Once upon a time, although it seems hard to imagine, Mac games were well developed, even groundbreaking. Many long-timeMac users still fondly remember Marathon, by Bungie Software, for example. This was a great example of a graphically rich sci-fi platform which had some genuinely terrifying moments. Unfortunately, Microsoft bought Bungie and stopped all Mac development, but for a while there, things were looking really promising. I will still play all the way through a game, just to see what it can do and for the sheer pleasure of it, but I haven’t seriously played a game on Mac in nearly two years. Sigh.
Mac gaming’s history almost seems like a secret. Sure, there are games – just look in the Mac App store. Most of them are relatively simple: side-scrollers or find the secret, some puzzlers etc. Sure, some look good. And there are still a few well-developed, rich game environments like Bioshock, Borderlands, Batman: Arkham City, Deus Ex, Metro and even the Walking Dead series, although I haven’t found those very satisfying (the choices don’t lead to much plot differentiation). And Call of Duty still makes it to the Mac … eventually, long after the PC and console versions have been out. But it feels like the gaming world turned its back on the Mac around the time the brilliant Fallout franchise did.
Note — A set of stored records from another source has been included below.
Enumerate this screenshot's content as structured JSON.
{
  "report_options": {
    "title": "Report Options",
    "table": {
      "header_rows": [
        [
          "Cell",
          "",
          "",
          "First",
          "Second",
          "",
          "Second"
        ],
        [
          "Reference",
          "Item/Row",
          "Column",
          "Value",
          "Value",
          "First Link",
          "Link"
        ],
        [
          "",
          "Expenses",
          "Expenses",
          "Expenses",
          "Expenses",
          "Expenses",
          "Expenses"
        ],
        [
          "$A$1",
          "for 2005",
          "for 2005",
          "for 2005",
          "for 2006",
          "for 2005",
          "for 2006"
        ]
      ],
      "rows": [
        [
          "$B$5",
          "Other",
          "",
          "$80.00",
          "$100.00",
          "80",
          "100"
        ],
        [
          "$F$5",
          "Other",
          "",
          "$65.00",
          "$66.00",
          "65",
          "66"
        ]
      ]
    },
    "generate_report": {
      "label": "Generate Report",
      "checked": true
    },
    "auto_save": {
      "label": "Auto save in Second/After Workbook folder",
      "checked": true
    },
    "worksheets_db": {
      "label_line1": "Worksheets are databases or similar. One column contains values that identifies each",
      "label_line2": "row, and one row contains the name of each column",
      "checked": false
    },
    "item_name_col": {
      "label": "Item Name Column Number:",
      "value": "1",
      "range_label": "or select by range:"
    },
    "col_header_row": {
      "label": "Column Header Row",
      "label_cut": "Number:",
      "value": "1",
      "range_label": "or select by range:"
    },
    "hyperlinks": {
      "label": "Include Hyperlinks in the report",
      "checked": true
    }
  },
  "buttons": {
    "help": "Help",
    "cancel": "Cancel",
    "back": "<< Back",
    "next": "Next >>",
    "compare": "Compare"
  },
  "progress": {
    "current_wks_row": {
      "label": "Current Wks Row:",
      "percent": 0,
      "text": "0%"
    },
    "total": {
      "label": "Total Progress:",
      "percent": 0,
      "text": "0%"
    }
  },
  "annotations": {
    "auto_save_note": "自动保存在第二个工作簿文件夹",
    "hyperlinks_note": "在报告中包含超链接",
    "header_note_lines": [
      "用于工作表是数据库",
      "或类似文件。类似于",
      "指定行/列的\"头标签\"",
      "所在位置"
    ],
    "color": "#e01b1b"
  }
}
A lot of people don’t care, of course. And that’s probably the reason Apple doesn’t care. And sure, I shouldn’t be playing games at my age and besides, I’m too busy to justify it, but I fondly remember some deeply entertaining experiences in the past, especially when Call of Duty was set in the World War Two era and we had a Mac gaming clan called Mad Macs. Ah, those were the days …
But should we care? Actually, yes. Gaming drives video card development, and the need for ever better video and system specs, which in turn keeps the pro users happy. And I fear this is a sector in decline for Apple, despite its supposedly ‘Pro’ iPads.
There is some light. Ric Molina at Mac Gamer HQ keeps the beacon blazing, and Richard Moss is writing The Secret History of Mac Gaming, which could do with a bit of help. As Richard puts it, “The Macintosh changed videogames. It seldom gets credit for this, but it did. It — and its tight-knit community — challenged games to be more than child’s play and quick reflexes. It showed how to make human computer interaction friendly, inviting, and intuitive.” Hear, hear. And Steam lets us play many games.
There are still a few great games on Mac. Check out this Digital Trends post, for example. But the glory days are gone. As in many areas, this would benefit from Apple actually spending some time on it, like the brilliant and very sadly under-used iBooks platform.
But that’s another story.